[TASK DETAILS] Scan the lines below; pull out those with "Development".

╭─ DATASET ENTRIES

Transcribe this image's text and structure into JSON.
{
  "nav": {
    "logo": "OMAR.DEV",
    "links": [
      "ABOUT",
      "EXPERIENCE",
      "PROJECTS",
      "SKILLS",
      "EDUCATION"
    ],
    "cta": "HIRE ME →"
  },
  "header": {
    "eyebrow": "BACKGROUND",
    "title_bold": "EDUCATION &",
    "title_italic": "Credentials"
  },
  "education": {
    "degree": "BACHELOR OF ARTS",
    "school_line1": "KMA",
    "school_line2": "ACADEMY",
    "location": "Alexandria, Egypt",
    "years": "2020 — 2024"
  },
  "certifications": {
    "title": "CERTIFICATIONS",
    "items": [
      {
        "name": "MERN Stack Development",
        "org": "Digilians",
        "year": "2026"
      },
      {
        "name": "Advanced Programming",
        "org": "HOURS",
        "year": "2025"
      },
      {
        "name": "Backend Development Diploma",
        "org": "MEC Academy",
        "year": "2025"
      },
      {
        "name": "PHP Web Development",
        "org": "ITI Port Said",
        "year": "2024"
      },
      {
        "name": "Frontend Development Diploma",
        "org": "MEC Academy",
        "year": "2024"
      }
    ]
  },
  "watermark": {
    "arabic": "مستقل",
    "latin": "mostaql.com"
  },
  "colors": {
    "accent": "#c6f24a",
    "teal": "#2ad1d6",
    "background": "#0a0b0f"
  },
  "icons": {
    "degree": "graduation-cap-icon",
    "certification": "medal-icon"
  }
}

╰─

[TASK ANSWER]
        "name": "MERN Stack Development",
        "name": "Backend Development Diploma",
        "name": "PHP Web Development",
        "name": "Frontend Development Diploma",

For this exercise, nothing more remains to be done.